When the first white explorers crossed the Alleghenies between 1775 and 1825 and came upon the Kentucky coffee tree, Gymnocladus dioicus, they collected seeds and cuttings to send to Europe where it was unknown. There it became a botanical curiosity because of its large compound leaves. This tree ranges from central New York to Arkansas and Oklahoma. The fruit is a pod four to six inches long (10-15 cm) with seeds three-quarters of an inch long (2 cm) embedded in a sweet dark-colored pulp.
Native Americans roasted and ate the seeds, made a black dye from the roots and used the pulverized root to treat constipation.6 Pioneers roasted and brewed the seeds to make coffee .

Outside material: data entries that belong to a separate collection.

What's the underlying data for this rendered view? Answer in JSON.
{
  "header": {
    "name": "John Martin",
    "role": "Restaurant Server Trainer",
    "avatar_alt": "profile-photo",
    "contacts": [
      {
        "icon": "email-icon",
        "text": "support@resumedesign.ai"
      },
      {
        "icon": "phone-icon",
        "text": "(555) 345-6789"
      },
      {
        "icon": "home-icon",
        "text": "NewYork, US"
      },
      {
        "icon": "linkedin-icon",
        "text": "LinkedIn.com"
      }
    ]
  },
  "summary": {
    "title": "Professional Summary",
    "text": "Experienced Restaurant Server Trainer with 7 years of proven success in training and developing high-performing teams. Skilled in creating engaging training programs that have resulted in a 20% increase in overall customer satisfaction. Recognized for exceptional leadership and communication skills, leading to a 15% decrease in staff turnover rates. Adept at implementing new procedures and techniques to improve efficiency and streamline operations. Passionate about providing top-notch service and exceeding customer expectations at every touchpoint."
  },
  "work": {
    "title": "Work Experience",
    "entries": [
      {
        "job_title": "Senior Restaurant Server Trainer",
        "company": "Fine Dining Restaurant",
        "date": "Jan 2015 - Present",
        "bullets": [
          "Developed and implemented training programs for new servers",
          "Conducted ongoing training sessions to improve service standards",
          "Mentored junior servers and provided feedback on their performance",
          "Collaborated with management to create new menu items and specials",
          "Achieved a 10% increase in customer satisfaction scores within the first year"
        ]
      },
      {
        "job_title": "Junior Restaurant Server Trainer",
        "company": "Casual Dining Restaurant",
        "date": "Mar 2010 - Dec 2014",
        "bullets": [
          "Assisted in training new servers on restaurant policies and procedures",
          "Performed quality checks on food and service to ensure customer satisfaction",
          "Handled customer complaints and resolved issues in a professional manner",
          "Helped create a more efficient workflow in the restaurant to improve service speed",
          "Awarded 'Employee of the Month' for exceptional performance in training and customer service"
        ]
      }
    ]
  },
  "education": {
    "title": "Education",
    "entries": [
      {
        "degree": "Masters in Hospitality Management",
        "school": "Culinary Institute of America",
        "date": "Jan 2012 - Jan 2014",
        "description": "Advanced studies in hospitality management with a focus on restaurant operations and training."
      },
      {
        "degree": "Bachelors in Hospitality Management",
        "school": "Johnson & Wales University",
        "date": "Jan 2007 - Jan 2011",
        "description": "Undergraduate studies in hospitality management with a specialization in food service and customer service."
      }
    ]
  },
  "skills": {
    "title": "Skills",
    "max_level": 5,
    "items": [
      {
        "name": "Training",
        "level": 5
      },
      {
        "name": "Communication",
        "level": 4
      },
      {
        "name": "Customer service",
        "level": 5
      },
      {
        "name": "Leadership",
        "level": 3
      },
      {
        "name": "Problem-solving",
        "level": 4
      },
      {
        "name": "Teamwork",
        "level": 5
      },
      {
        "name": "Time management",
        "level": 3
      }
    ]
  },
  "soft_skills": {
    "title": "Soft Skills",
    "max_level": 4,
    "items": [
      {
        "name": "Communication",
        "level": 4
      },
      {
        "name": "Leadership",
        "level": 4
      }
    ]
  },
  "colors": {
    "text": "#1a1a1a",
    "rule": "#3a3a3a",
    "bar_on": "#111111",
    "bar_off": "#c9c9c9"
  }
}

The seeds are referred to as "lucky nuts" by some country people and are carried in pockets or purses to assure good fortune.